This great stop-motion music video for the song “Heart Made of Sound” is a delightful pairing of music with the lyrics visually composing the music video visuals. It is a synchronized animation of type and other animated effects, like the drum-beat paper toss introduction.
The music is charming. The singer has got a voice similar to Connor Oberst. The Softlightes hail from California, and give a hint of west coast pop that is fitting with the visuals. The trilling piano is probably my favorite touch.
The video is sometimes a bit abrupt, with the video frames being too quick to catch the lettering at times, but there are some really great experiments with with various materials that make up the words. The visualizations of sound are really great at 1:47. Kris Moyes has made a handful of videos for some decent musical acts.
The illegal music sampling of Gregg Gillis has continued. The new e-mix came out this month and I was able to throw my ears at it on its day of release despite the slammed computer servers. Girl Talk now has mirror downloads that should let anybody have a listen to his album-length of recomposed pop bits.
We are informed that “All Day is intended to be listened to as a whole.” So take from it what you will and don’t let your ears sample fragments of the fragments of the whole.
Girl Talk succeeds in making a fairly seamless setlist with his arsenal of disparate tunes. There are strokes of genius and then the house paint hits the fan like a Pollock painting. Girl Talk has the riffs and the rhymes, and they work well together. But does it top what we’ve heard from the DJ? At times, but I think his short blips need to be packed in even tighter. The micro-remix is his signature and it doesn’t need to be drawn out. At times, the self-induced A.D.D. in me wanted to hear the next track mixed in sooner and sampled before the theoretical earlid could shut it out. My short term memory should have a home-run in forgetting what I just heard, by the trance of melody and beat diving in and out of consciousness as new sounds make their abrupt appearance. I’d say the mix is great, and other times I’m just not immersed 100% in the content–the recycled now of today’s music. It sometimes wreaks of stale pop echoes fading into remix infinity. My earspan doesn’t extend to include the familiar mainstream of what I end up being exposed to in public airwaves.
It also sounds like he re-remixed some of the bits on Feed the Animals, and he probably did. And that is a good thing. We come to expect a bit of comfort food that we can come back to. And still… it’s new, fresh, and creative. He uses a handful of other’s mouths to speak, and it is great puppetry.

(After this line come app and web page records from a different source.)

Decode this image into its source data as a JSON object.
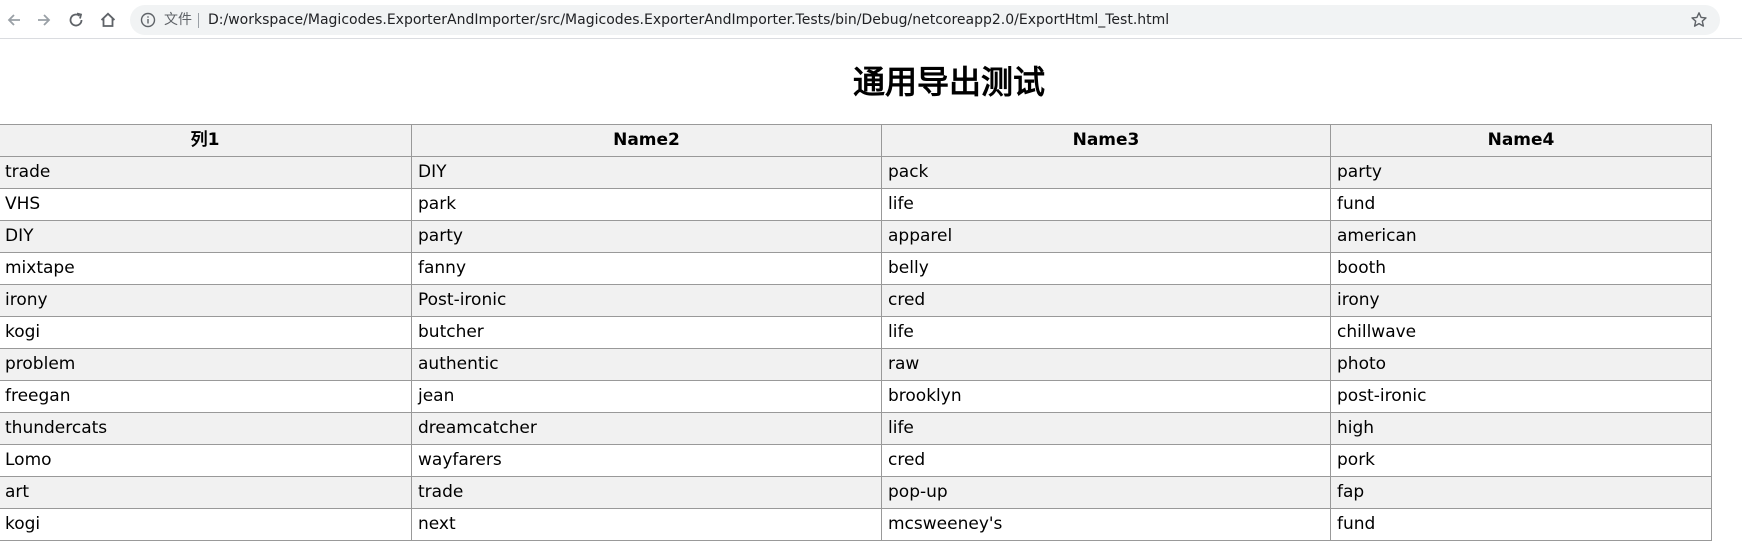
{
  "browser": {
    "file_label": "文件",
    "url": "D:/workspace/Magicodes.ExporterAndImporter/src/Magicodes.ExporterAndImporter.Tests/bin/Debug/netcoreapp2.0/ExportHtml_Test.html"
  },
  "page": {
    "title": "通用导出测试"
  },
  "table": {
    "headers": [
      "列1",
      "Name2",
      "Name3",
      "Name4"
    ],
    "rows": [
      [
        "trade",
        "DIY",
        "pack",
        "party"
      ],
      [
        "VHS",
        "park",
        "life",
        "fund"
      ],
      [
        "DIY",
        "party",
        "apparel",
        "american"
      ],
      [
        "mixtape",
        "fanny",
        "belly",
        "booth"
      ],
      [
        "irony",
        "Post-ironic",
        "cred",
        "irony"
      ],
      [
        "kogi",
        "butcher",
        "life",
        "chillwave"
      ],
      [
        "problem",
        "authentic",
        "raw",
        "photo"
      ],
      [
        "freegan",
        "jean",
        "brooklyn",
        "post-ironic"
      ],
      [
        "thundercats",
        "dreamcatcher",
        "life",
        "high"
      ],
      [
        "Lomo",
        "wayfarers",
        "cred",
        "pork"
      ],
      [
        "art",
        "trade",
        "pop-up",
        "fap"
      ],
      [
        "kogi",
        "next",
        "mcsweeney's",
        "fund"
      ]
    ]
  }
}
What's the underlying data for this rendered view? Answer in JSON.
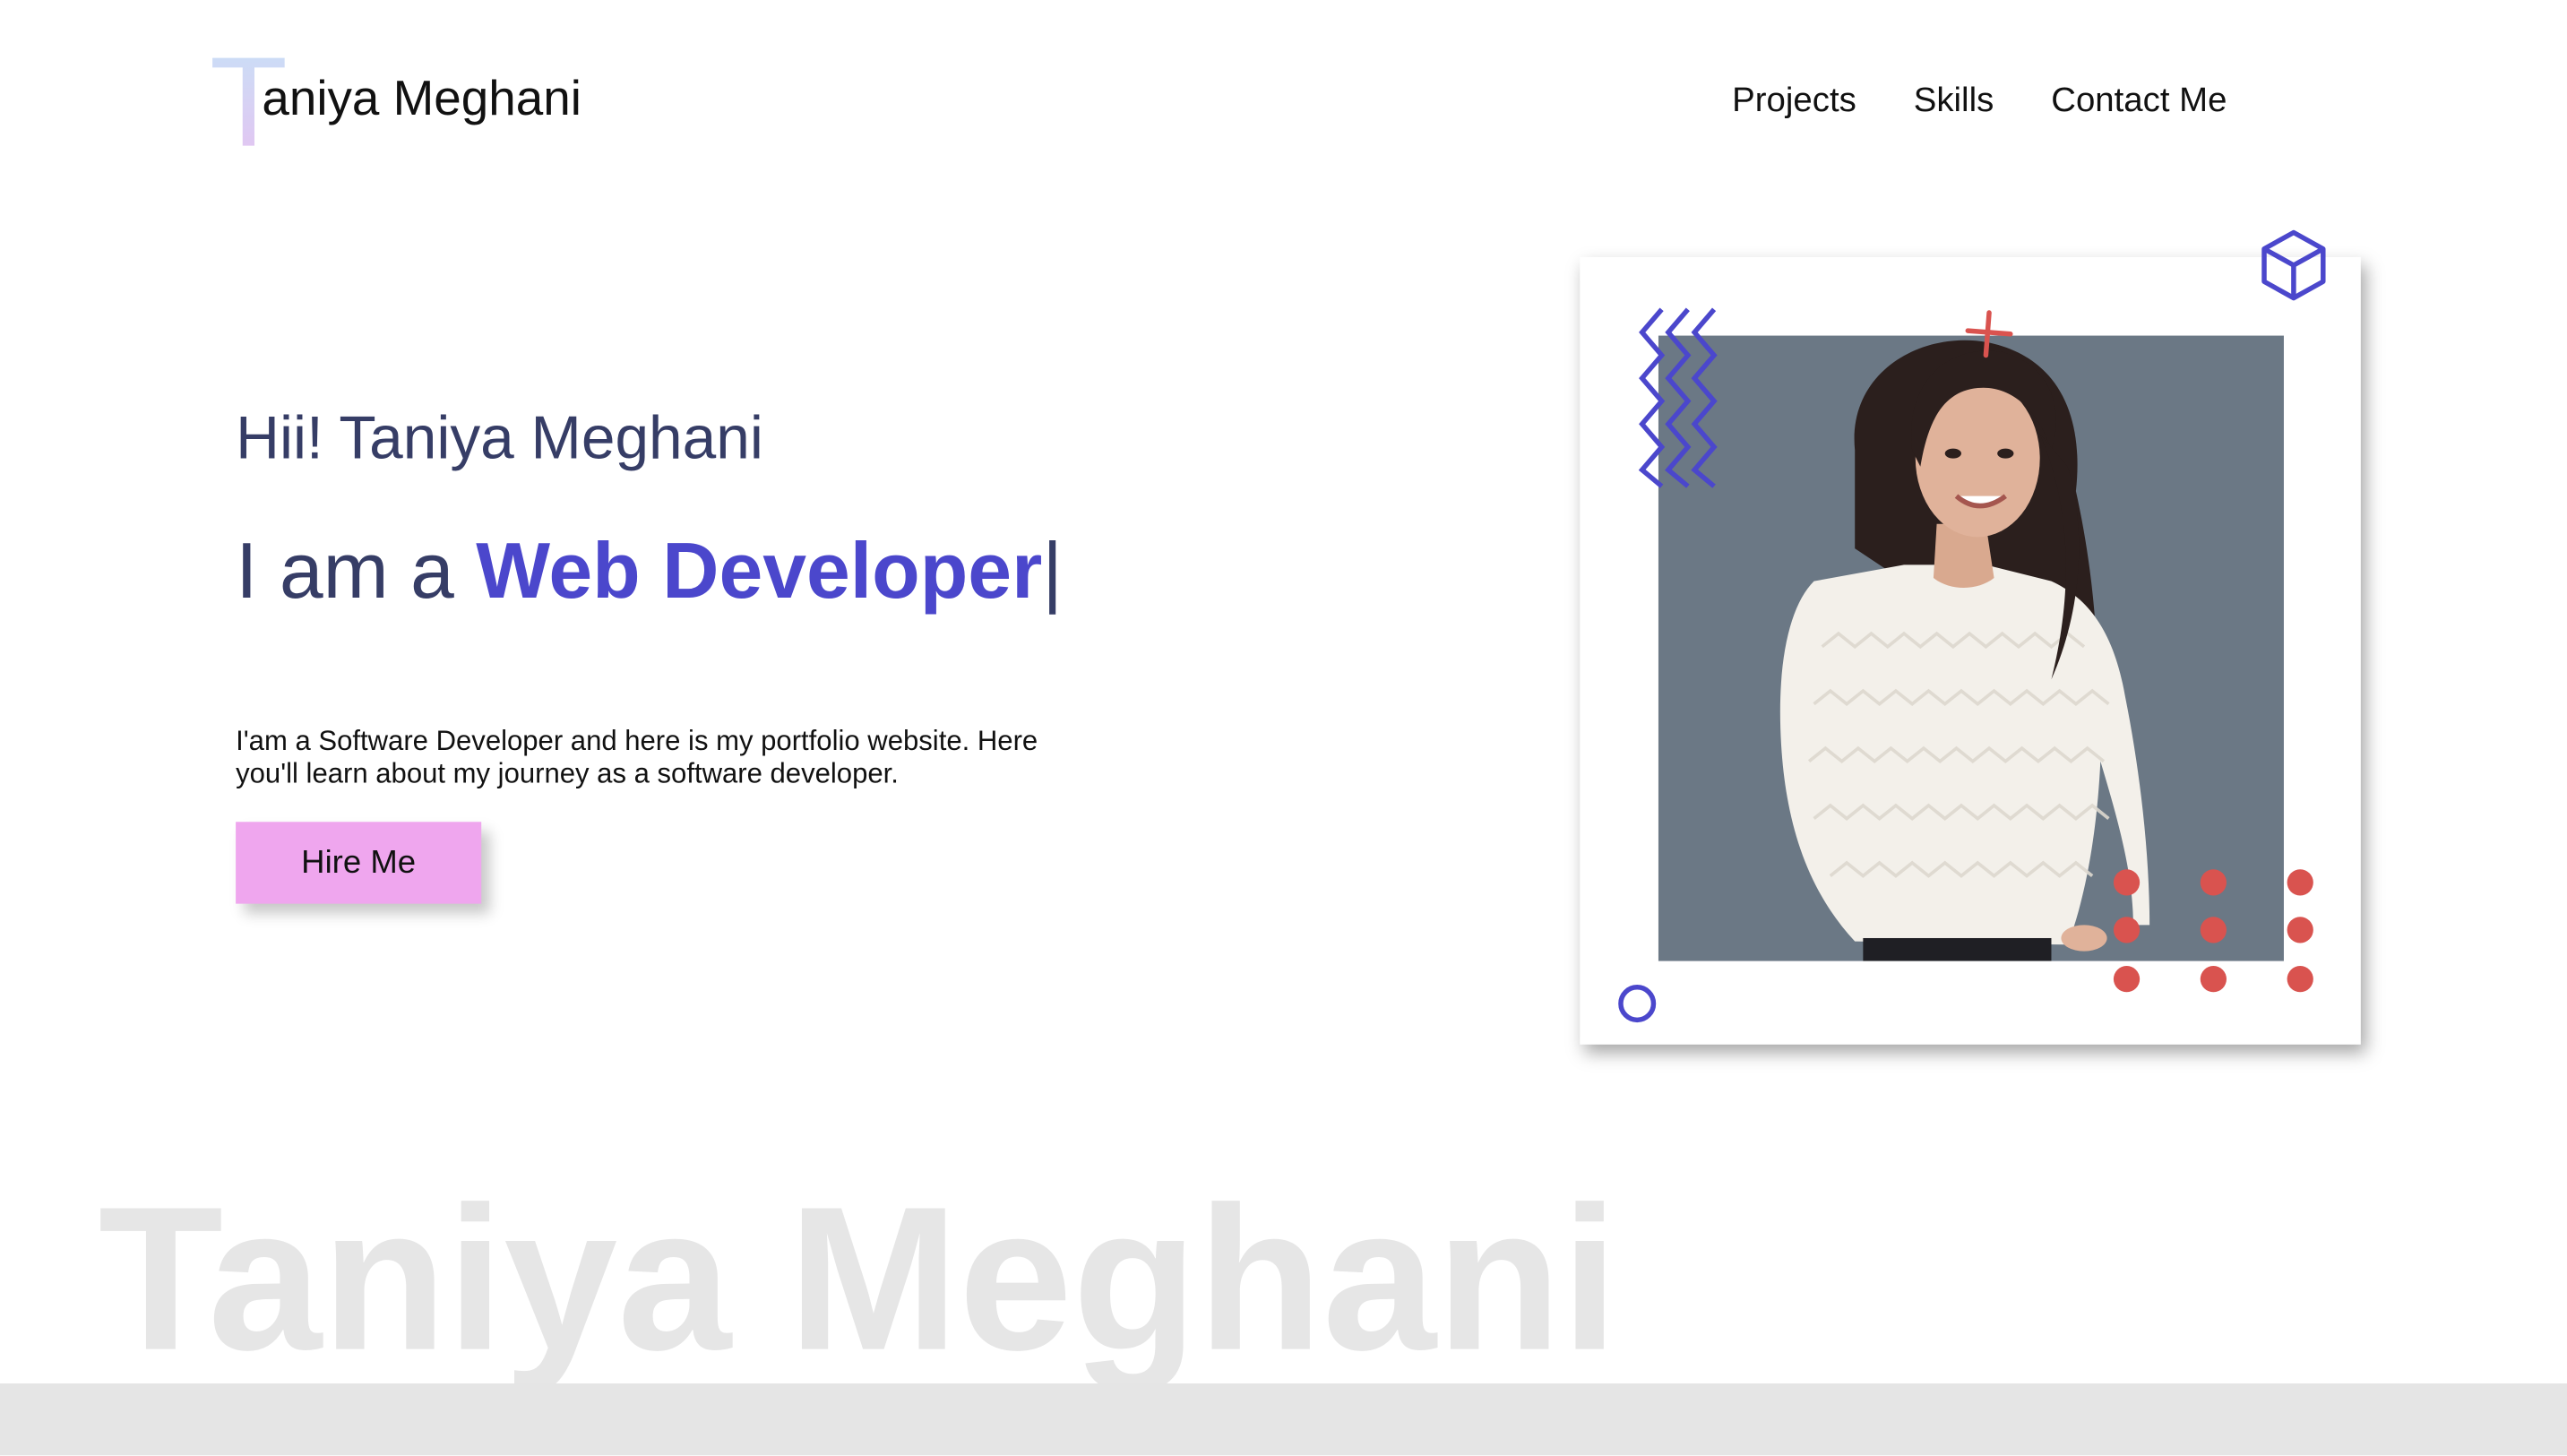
{
  "header": {
    "logo_initial": "T",
    "logo_rest": "aniya Meghani",
    "nav": [
      {
        "label": "Projects"
      },
      {
        "label": "Skills"
      },
      {
        "label": "Contact Me"
      }
    ]
  },
  "hero": {
    "greeting": "Hii! Taniya Meghani",
    "role_prefix": "I am a ",
    "role_highlight": "Web Developer",
    "cursor": "|",
    "description": "I'am a Software Developer and here is my portfolio website. Here you'll learn about my journey as a software developer.",
    "cta_label": "Hire Me"
  },
  "photo": {
    "subject": "Portrait of Taniya Meghani in a white cable-knit sweater",
    "background_color": "#6b7885"
  },
  "decor": {
    "icons": [
      "zigzag-icon",
      "plus-icon",
      "cube-icon",
      "circle-icon",
      "dot-grid-icon"
    ],
    "accent_purple": "#4b47cc",
    "accent_red": "#d9534f"
  },
  "watermark": {
    "text": "Taniya Meghani"
  },
  "colors": {
    "heading": "#363d66",
    "highlight": "#4b47cc",
    "button": "#efa6ee",
    "watermark": "#e6e6e6",
    "footer_band": "#e5e5e5"
  }
}
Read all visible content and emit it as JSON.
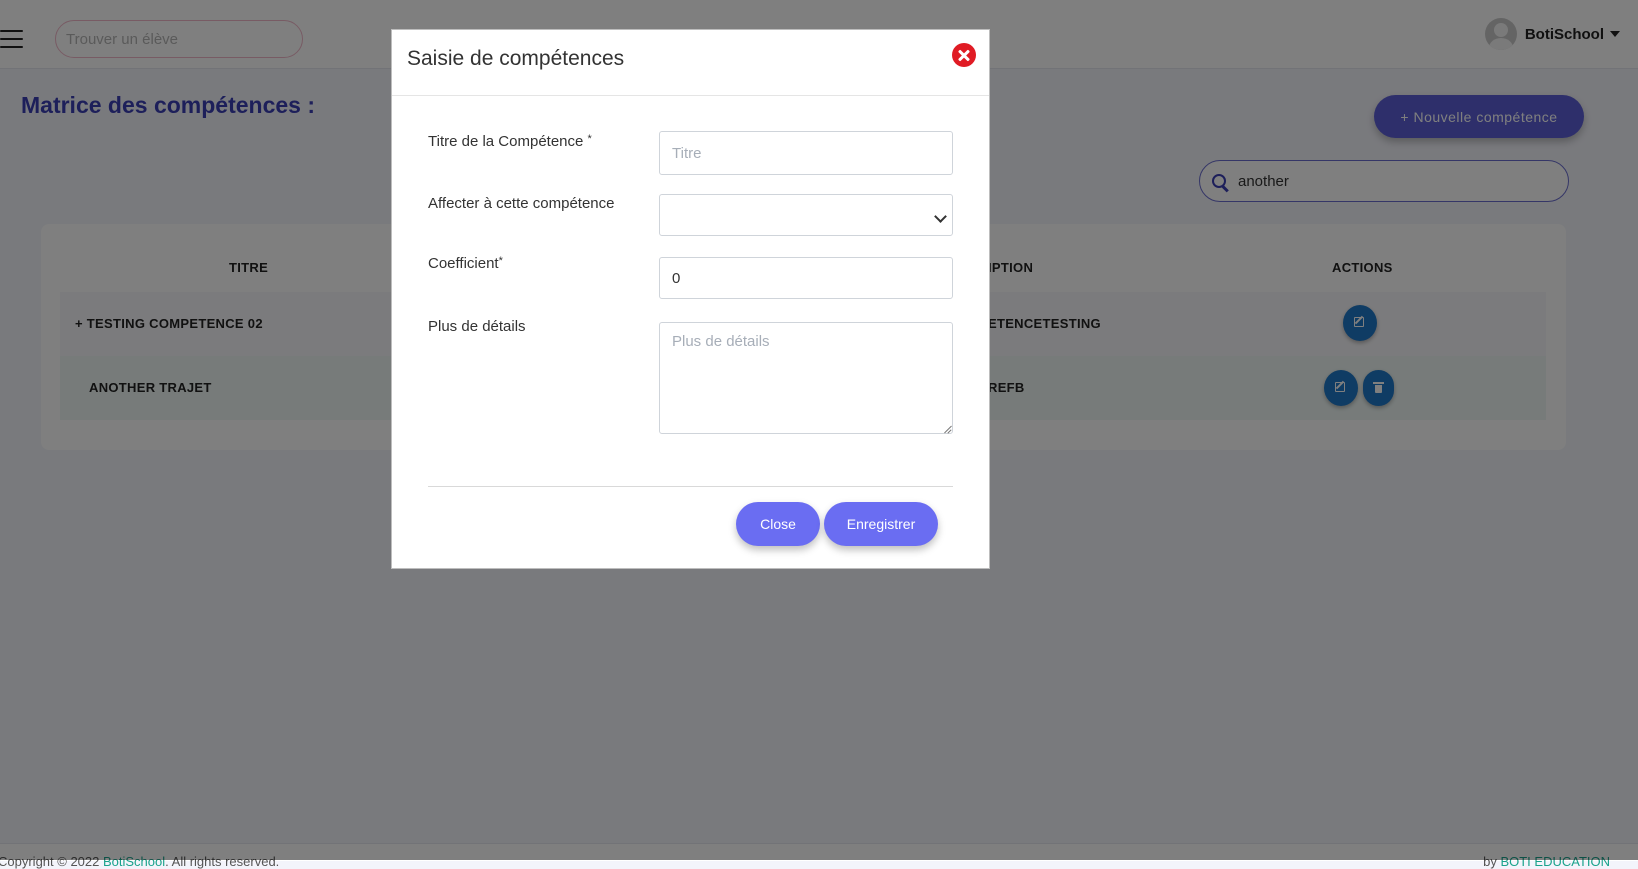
{
  "topbar": {
    "search_placeholder": "Trouver un élève",
    "user_name": "BotiSchool"
  },
  "page": {
    "title": "Matrice des compétences :",
    "new_button_label": "+ Nouvelle compétence",
    "table_search_value": "another"
  },
  "table": {
    "headers": [
      "TITRE",
      "IPTION",
      "ACTIONS"
    ],
    "rows": [
      {
        "title": "+ TESTING COMPETENCE 02",
        "description": "ETENCETESTING",
        "actions": [
          "edit"
        ]
      },
      {
        "title": "ANOTHER TRAJET",
        "description": "REFB",
        "actions": [
          "edit",
          "delete"
        ]
      }
    ]
  },
  "modal": {
    "title": "Saisie de compétences",
    "fields": {
      "titre_label": "Titre de la Compétence",
      "titre_placeholder": "Titre",
      "affecter_label": "Affecter à cette compétence",
      "affecter_value": "",
      "coefficient_label": "Coefficient",
      "coefficient_value": "0",
      "details_label": "Plus de détails",
      "details_placeholder": "Plus de détails"
    },
    "required_mark": "*",
    "close_label": "Close",
    "save_label": "Enregistrer"
  },
  "footer": {
    "left_prefix": "Copyright © 2022 ",
    "left_link": "BotiSchool",
    "left_suffix": ". All rights reserved.",
    "right_prefix": "by ",
    "right_link": "BOTI EDUCATION"
  },
  "colors": {
    "accent": "#5c5fd6",
    "title": "#3b3fb5",
    "action_button": "#1f78c8",
    "danger": "#e01b24"
  }
}
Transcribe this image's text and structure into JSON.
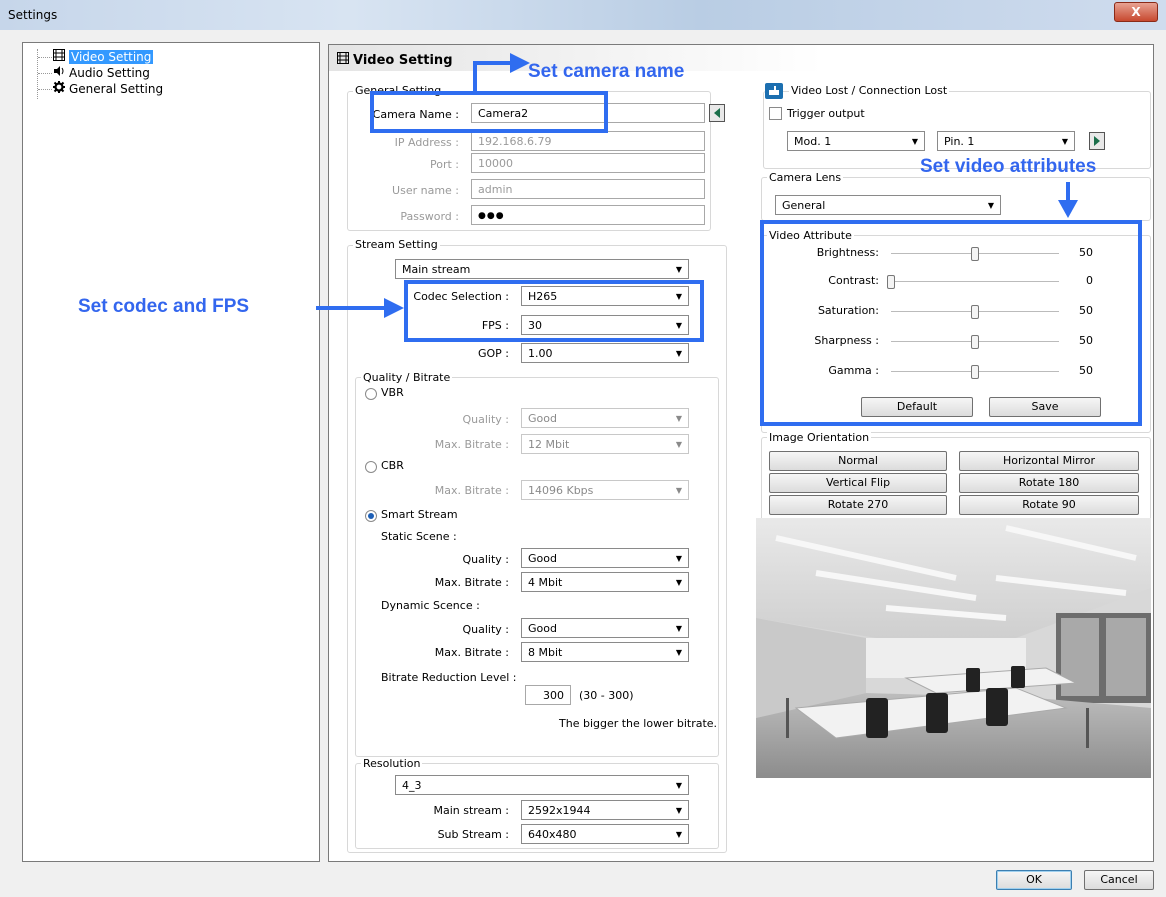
{
  "window": {
    "title": "Settings",
    "close_glyph": "X"
  },
  "tree": [
    {
      "label": "Video Setting",
      "icon": "video-icon"
    },
    {
      "label": "Audio Setting",
      "icon": "speaker-icon"
    },
    {
      "label": "General Setting",
      "icon": "gear-icon"
    }
  ],
  "panel": {
    "title": "Video Setting"
  },
  "general": {
    "label": "General Setting",
    "camera_name_label": "Camera Name :",
    "camera_name": "Camera2",
    "ip_label": "IP Address :",
    "ip": "192.168.6.79",
    "port_label": "Port :",
    "port": "10000",
    "user_label": "User name :",
    "user": "admin",
    "pass_label": "Password :",
    "pass": "●●●"
  },
  "stream": {
    "label": "Stream Setting",
    "stream": "Main stream",
    "codec_label": "Codec Selection :",
    "codec": "H265",
    "fps_label": "FPS :",
    "fps": "30",
    "gop_label": "GOP :",
    "gop": "1.00"
  },
  "quality": {
    "label": "Quality / Bitrate",
    "vbr": "VBR",
    "vbr_quality_label": "Quality :",
    "vbr_quality": "Good",
    "vbr_max_label": "Max. Bitrate :",
    "vbr_max": "12 Mbit",
    "cbr": "CBR",
    "cbr_max_label": "Max. Bitrate :",
    "cbr_max": "14096  Kbps",
    "smart": "Smart Stream",
    "selected": "smart",
    "static_label": "Static Scene :",
    "static_quality_label": "Quality :",
    "static_quality": "Good",
    "static_max_label": "Max. Bitrate :",
    "static_max": "4 Mbit",
    "dynamic_label": "Dynamic Scence :",
    "dynamic_quality_label": "Quality :",
    "dynamic_quality": "Good",
    "dynamic_max_label": "Max. Bitrate :",
    "dynamic_max": "8 Mbit",
    "reduction_label": "Bitrate Reduction Level :",
    "reduction": "300",
    "reduction_range": "(30 - 300)",
    "reduction_hint": "The bigger the lower bitrate."
  },
  "resolution": {
    "label": "Resolution",
    "aspect": "4_3",
    "main_label": "Main stream :",
    "main": "2592x1944",
    "sub_label": "Sub Stream :",
    "sub": "640x480"
  },
  "video_lost": {
    "label": "Video Lost / Connection Lost",
    "trigger": "Trigger output",
    "mod": "Mod. 1",
    "pin": "Pin. 1"
  },
  "lens": {
    "label": "Camera Lens",
    "value": "General"
  },
  "attributes": {
    "label": "Video Attribute",
    "items": [
      {
        "label": "Brightness:",
        "value": "50",
        "level": 0.5
      },
      {
        "label": "Contrast:",
        "value": "0",
        "level": 0.0
      },
      {
        "label": "Saturation:",
        "value": "50",
        "level": 0.5
      },
      {
        "label": "Sharpness :",
        "value": "50",
        "level": 0.5
      },
      {
        "label": "Gamma :",
        "value": "50",
        "level": 0.5
      }
    ],
    "default_btn": "Default",
    "save_btn": "Save"
  },
  "orientation": {
    "label": "Image Orientation",
    "buttons": [
      "Normal",
      "Horizontal Mirror",
      "Vertical Flip",
      "Rotate 180",
      "Rotate 270",
      "Rotate 90"
    ]
  },
  "footer": {
    "ok": "OK",
    "cancel": "Cancel"
  },
  "annotations": {
    "camera_name": "Set camera name",
    "codec": "Set codec and FPS",
    "attributes": "Set video attributes"
  },
  "colors": {
    "annotation": "#3366ee",
    "selection": "#3399ff"
  }
}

We need more of this stuff. Remix is an art that gets smashed by copyright oppression. This is sprinkles in an empty ice-cream bowl of cultural demand in the nano-second entertainment industry. That is fast enough for our technological lives. Sieze culture by the attention-grabbing horns. Maybe we will listen.
The other day I read an enlightening article about biking habits in the Netherlands. Apparently sporting a helmet in the land of windmills is quite taboo and is the equivalent of social suicide. Even leading medical doctors don’t support helmet usage and consider it a strange “American” practice.
Well call me queen of the nerds, but I happen to luuurrve my adorable blue helmet, and I sport that baby everywhere I go. I will admit that I get a few strange looks when I cruise up to campus with my sweet headgear, but I don’t mind. Better nerdy than dead… right? Check out these pictures of my helmet, which I bought at goodwill for about $3 (my loving husband spray painted it blue).
This is coming out a bit later than expected. But imagine you are positioned in time by four days ago. The tone this month would elicit dancing in the midst a hurricane, then suddenly choking on your favorite candybar from hyperactivity. And here goes: October Playlist by mox&fodder
There was an error this month! Sorry to all loyal fans.